Data records:
————

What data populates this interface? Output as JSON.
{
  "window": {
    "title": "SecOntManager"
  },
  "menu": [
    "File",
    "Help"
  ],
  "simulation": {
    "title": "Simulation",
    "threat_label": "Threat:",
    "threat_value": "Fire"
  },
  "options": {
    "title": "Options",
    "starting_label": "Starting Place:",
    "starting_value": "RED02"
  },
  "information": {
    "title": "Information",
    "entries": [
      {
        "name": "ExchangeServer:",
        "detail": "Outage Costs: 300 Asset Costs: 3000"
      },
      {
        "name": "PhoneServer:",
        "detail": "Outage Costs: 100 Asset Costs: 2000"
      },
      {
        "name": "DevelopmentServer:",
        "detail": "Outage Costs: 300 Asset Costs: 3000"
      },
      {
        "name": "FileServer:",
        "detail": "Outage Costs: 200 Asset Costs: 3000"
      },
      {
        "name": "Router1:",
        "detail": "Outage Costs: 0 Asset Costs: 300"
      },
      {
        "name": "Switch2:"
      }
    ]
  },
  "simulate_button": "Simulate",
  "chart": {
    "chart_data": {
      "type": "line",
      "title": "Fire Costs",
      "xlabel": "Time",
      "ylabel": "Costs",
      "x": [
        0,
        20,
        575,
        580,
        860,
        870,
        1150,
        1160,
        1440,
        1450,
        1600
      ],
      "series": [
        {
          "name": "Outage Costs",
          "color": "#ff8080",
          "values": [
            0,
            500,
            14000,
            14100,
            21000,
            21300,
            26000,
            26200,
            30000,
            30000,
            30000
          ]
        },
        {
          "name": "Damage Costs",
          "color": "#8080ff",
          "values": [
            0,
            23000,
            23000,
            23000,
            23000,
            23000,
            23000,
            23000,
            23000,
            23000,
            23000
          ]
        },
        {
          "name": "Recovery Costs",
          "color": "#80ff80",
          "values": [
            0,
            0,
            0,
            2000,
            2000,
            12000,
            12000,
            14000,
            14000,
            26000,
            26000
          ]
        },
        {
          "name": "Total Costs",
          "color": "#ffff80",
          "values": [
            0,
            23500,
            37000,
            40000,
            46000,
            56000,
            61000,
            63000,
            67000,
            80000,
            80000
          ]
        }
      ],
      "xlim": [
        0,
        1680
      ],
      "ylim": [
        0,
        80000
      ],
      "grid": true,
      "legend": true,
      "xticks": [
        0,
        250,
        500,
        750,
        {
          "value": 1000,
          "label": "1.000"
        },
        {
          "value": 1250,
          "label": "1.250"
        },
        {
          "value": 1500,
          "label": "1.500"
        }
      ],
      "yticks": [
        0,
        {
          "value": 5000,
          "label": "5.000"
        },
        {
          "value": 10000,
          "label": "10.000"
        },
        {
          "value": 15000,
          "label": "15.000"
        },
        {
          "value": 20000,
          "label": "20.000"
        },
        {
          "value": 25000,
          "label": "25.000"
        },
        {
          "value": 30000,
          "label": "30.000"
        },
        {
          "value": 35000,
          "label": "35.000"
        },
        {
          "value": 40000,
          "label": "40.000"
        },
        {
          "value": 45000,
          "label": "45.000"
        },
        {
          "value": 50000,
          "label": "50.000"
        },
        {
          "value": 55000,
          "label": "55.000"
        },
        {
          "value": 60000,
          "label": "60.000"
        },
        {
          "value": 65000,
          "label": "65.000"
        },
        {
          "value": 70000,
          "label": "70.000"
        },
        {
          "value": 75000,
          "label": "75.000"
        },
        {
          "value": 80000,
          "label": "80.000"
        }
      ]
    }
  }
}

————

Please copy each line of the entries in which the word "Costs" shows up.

• [Task answer]:
        "detail": "Outage Costs: 300 Asset Costs: 3000"
        "detail": "Outage Costs: 100 Asset Costs: 2000"
        "detail": "Outage Costs: 300 Asset Costs: 3000"
        "detail": "Outage Costs: 200 Asset Costs: 3000"
        "detail": "Outage Costs: 0 Asset Costs: 300"
      "title": "Fire Costs",
      "ylabel": "Costs",
          "name": "Outage Costs",
          "name": "Damage Costs",
          "name": "Recovery Costs",
          "name": "Total Costs",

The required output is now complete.